Those of you who have been following my reports will know that we have argued that this is a generalised and long term trend in all workplaces - and it spells the end of the post war Keynesian based consensus which we had all become used to. Space prevents me from going into this in any more detail here, but we are working on a much longer analysis in which we hope to demonstrate this clearly. All this being the case, the dockers official policy is, I have come to realise way behind their real thinking and practice. The only ‘negotiations’ going on are those sponsored by Bill Morris and the T & G national and local officials, ably abetted by the ITF, who have made it quite plain that a ‘compromise’ must be found over the heads of the dockers. And obviously not in the interests of the dockers but because Morris and Co have been visibly shaken by the dockers international campaign and the open discussion on 5 continents of the idea of forming a new international dockers union.

Morris came to Liverpool and attempted to lay down the law about ‘unofficial action’ and going through official channels and just showed how out of touch he is. Unfortunately, although many dockers would willingly have told him where to go - they are held back by the fact that they are still to a major extent financially dependent on the union, and could find themselves slung out of the T & G building which they have made their own almost, for the past 11 months. And more importantly because they are at the end of the day only some 500 and as yet neither they, nor us have seen any ‘echo’, or sufficient evidence from other groups of workers similarly affected, in conflict with ‘their’ unions.

I said at the beginning that the dockers had allowed the question of casualisation to slip from the forefront of their campaign, but actually that is not quite accurate. Because the campaign is around a ‘non negotiable demand’ for re-instatement, the dockers are not sitting around waiting for the MDHC to cave in - because they now understand that they will not. Mike Carden on the dispute committee posed the question at the time when ACL came back to the port and when there was some understandable gloom about the future of the dispute - where can we go ? There is no offer ‘on the table’, all we have is struggle.

And struggle is what the dockers have been engaged in. And struggle, as we know changes everything. Wherever dockers have gone to speak in this country they have faced concretely the question of casualisation, they have urged workers to struggle, to support them financially but also to learn how they have done things for themselves and to have the confidence to do things likewise. In the process this group of workers has been utterly transformed. What was by their own admission a sectional, racist and inward looking, male dominated group is now working consciously to transform itself into something else. Some of these people can never go back to the kind of life they had before.

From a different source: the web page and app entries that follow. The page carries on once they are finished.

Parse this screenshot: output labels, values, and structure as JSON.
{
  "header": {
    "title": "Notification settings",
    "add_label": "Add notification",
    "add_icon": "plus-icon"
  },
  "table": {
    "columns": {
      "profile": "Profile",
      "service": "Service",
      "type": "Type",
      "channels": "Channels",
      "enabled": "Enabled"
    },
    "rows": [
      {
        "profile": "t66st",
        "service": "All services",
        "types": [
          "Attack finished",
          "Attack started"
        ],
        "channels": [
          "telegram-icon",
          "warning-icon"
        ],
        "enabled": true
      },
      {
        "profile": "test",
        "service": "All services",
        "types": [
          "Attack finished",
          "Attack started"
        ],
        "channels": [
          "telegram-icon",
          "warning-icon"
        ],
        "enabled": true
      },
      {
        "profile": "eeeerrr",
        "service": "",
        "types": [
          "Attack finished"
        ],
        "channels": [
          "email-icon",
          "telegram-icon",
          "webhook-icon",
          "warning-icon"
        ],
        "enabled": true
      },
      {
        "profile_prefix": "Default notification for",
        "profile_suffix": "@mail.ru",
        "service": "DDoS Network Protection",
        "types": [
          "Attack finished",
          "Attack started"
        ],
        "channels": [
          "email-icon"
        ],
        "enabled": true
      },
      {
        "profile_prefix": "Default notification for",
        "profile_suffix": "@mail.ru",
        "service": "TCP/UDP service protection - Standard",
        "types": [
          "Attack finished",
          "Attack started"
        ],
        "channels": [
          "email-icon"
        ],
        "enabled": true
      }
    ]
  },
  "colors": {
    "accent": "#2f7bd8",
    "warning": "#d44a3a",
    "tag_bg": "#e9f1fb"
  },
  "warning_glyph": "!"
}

If we needed concrete proof of this, it is in the recent approaches of the dockers to eco-warriors and other ‘marginalised groups’ for help and information on ways of waging the campaign; it is also in the contacts the dockers and the support groups are beginning to make with other ‘social’ movements against the Job Seekers Allowance for instance, which will hit dockers just as it hits other members of the unemployed. Within all these movements the dockers are starting to play a role in ‘knocking heads’ together. So many of the delegates who have gone all round the country have come back saying they are fed up with having to put up with members of the Left playing their silly games.
From Subversion #20 (1996).